** What you are asked to do **
Search for the word "MonitoredCounterGroup" in the entries. Each line that holds it should be copied.

** Dataset content **
'''

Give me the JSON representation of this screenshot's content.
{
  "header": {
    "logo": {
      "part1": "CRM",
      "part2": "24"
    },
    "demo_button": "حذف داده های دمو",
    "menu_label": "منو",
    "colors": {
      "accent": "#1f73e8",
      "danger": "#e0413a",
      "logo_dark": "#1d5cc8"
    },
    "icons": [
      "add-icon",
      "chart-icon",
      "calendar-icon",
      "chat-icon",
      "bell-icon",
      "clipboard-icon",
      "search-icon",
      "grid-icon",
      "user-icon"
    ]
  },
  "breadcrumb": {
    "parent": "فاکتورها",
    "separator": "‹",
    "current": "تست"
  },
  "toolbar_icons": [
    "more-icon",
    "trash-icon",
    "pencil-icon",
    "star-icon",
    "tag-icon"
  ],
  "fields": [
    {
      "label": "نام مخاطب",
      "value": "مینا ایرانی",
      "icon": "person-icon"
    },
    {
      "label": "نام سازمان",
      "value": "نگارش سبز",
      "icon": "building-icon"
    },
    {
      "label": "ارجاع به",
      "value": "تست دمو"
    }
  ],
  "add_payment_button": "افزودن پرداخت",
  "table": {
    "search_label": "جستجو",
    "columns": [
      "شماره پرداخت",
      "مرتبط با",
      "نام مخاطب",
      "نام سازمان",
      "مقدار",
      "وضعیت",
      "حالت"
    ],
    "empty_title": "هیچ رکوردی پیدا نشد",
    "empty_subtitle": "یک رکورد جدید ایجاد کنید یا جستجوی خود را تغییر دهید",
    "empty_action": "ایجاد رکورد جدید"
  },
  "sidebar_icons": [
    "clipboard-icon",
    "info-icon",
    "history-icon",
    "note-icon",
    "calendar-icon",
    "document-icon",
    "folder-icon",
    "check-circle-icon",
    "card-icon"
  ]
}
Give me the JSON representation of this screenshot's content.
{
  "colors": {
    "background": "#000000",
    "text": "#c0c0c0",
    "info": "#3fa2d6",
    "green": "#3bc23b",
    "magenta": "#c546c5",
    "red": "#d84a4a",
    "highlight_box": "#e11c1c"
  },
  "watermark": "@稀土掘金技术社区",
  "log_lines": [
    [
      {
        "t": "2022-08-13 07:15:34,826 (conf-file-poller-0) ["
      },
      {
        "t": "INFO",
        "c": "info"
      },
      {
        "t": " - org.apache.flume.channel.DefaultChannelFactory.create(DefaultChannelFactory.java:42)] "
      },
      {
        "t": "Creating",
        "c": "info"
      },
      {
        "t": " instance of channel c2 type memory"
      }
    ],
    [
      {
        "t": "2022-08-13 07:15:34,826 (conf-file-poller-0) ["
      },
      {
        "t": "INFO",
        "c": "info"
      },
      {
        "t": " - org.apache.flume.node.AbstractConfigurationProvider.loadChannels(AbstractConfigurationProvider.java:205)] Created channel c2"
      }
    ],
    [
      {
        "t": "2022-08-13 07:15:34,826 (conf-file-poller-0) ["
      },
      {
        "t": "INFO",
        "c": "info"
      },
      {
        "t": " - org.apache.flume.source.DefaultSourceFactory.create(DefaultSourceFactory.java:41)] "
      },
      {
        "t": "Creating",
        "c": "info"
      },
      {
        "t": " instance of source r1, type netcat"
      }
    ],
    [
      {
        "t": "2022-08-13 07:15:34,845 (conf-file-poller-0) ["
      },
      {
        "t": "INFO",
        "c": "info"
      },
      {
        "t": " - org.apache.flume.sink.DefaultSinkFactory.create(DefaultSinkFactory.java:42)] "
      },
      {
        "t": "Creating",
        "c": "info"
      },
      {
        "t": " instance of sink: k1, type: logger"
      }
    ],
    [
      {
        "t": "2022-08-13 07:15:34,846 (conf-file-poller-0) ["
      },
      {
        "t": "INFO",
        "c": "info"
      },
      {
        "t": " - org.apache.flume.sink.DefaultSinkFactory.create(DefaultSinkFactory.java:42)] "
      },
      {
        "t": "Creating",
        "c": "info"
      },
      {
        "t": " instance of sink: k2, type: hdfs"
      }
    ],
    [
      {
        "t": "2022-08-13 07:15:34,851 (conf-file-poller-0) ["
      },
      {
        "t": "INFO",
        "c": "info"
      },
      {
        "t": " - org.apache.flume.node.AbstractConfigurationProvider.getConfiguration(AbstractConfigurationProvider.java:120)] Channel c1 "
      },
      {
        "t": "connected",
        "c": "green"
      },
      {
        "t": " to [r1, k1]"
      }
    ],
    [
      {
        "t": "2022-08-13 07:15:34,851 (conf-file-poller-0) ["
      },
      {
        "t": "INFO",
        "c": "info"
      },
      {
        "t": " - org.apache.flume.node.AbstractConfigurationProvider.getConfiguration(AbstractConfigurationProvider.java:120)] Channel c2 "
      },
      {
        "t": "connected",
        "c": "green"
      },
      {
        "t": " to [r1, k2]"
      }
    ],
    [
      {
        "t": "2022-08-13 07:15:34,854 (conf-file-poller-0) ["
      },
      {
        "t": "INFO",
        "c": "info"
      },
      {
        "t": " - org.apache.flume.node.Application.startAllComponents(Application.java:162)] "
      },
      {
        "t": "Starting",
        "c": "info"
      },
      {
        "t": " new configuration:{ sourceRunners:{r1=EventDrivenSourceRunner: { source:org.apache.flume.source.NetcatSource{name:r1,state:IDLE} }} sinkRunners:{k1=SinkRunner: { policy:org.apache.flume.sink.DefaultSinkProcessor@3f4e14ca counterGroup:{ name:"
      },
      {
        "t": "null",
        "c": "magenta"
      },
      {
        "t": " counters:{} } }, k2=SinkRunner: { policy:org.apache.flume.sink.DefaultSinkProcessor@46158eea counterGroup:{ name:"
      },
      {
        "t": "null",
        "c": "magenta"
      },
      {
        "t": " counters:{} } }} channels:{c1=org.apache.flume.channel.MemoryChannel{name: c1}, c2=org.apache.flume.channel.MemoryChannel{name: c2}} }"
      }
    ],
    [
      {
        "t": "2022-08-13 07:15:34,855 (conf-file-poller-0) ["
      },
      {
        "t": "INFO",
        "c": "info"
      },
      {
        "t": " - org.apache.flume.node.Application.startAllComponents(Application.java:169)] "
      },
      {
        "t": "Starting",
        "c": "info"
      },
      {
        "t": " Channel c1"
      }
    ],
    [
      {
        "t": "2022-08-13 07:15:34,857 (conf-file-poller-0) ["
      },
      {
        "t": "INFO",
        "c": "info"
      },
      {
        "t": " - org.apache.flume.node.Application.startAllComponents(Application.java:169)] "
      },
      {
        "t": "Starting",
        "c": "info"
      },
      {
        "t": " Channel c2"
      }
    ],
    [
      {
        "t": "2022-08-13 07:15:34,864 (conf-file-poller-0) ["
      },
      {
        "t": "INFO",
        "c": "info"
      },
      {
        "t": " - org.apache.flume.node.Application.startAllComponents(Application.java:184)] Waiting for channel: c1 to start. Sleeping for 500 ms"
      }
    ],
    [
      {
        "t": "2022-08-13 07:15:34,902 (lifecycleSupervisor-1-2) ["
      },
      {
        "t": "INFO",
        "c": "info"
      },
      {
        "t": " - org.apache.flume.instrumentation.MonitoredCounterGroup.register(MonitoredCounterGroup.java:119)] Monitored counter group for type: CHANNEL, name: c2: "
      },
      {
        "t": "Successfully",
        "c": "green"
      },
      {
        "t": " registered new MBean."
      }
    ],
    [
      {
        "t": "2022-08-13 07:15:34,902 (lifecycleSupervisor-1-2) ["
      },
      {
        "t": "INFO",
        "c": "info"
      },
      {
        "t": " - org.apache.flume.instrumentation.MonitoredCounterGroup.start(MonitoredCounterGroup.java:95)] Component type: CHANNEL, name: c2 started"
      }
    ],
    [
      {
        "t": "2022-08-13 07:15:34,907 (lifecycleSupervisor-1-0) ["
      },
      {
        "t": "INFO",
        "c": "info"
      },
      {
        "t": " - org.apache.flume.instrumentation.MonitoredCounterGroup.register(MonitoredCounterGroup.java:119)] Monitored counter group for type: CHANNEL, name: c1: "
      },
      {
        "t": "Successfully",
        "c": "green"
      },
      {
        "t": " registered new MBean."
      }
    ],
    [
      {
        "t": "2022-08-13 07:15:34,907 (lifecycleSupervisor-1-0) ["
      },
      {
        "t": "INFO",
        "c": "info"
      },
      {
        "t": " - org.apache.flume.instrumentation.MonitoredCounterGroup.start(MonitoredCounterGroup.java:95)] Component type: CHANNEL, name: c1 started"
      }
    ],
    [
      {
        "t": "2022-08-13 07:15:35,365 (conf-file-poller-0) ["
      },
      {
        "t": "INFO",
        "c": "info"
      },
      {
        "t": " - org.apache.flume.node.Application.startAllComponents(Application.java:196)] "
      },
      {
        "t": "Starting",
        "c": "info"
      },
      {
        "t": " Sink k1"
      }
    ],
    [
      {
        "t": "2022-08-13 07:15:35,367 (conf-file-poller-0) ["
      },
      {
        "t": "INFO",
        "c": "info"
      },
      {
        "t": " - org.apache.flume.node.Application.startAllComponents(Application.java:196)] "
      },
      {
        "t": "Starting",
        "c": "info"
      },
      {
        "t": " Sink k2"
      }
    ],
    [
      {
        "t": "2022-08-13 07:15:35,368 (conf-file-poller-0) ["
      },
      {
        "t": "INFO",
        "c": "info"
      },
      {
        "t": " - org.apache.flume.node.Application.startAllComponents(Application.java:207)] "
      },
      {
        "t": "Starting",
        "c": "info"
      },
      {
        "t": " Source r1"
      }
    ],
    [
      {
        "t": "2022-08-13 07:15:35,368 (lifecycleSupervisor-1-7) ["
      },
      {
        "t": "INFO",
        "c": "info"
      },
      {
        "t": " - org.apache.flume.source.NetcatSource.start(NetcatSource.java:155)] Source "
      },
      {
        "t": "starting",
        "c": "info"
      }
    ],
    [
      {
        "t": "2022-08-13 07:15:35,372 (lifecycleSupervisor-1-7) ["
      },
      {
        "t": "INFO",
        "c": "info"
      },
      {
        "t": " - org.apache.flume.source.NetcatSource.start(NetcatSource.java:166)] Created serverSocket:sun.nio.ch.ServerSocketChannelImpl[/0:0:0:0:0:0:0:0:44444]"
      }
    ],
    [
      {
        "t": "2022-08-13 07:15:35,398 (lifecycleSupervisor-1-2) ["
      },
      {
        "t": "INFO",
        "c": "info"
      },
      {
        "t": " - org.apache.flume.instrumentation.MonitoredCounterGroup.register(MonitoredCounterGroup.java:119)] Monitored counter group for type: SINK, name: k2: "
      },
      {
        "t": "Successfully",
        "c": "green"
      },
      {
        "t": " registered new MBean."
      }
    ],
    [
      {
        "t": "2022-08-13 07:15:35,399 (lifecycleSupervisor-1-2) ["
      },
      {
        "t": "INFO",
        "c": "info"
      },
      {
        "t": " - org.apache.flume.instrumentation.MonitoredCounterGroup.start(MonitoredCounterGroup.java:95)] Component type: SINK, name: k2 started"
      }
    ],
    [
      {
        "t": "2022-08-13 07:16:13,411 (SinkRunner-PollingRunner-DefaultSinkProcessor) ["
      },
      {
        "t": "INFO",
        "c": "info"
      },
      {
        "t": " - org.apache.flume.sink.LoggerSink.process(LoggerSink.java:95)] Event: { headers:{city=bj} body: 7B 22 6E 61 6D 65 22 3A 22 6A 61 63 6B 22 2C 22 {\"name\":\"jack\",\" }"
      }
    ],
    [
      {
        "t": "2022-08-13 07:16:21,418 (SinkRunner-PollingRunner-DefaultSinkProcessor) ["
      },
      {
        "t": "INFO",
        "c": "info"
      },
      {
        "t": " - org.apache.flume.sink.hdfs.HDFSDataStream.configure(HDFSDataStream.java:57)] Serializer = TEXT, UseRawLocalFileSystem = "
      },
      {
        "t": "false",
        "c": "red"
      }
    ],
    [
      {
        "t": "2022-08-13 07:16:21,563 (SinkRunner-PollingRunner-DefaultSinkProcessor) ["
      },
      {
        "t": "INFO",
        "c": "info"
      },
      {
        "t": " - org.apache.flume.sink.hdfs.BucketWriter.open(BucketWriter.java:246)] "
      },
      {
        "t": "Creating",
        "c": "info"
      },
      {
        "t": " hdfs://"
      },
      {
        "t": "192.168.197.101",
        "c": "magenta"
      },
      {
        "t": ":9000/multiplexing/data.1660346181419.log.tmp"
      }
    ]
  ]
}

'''

** Answer space **
        "t": " - org.apache.flume.instrumentation.MonitoredCounterGroup.register(MonitoredCounterGroup.java:119)] Monitored counter group for type: CHANNEL, name: c2: "
        "t": " - org.apache.flume.instrumentation.MonitoredCounterGroup.start(MonitoredCounterGroup.java:95)] Component type: CHANNEL, name: c2 started"
        "t": " - org.apache.flume.instrumentation.MonitoredCounterGroup.register(MonitoredCounterGroup.java:119)] Monitored counter group for type: CHANNEL, name: c1: "
        "t": " - org.apache.flume.instrumentation.MonitoredCounterGroup.start(MonitoredCounterGroup.java:95)] Component type: CHANNEL, name: c1 started"
        "t": " - org.apache.flume.instrumentation.MonitoredCounterGroup.register(MonitoredCounterGroup.java:119)] Monitored counter group for type: SINK, name: k2: "
        "t": " - org.apache.flume.instrumentation.MonitoredCounterGroup.start(MonitoredCounterGroup.java:95)] Component type: SINK, name: k2 started"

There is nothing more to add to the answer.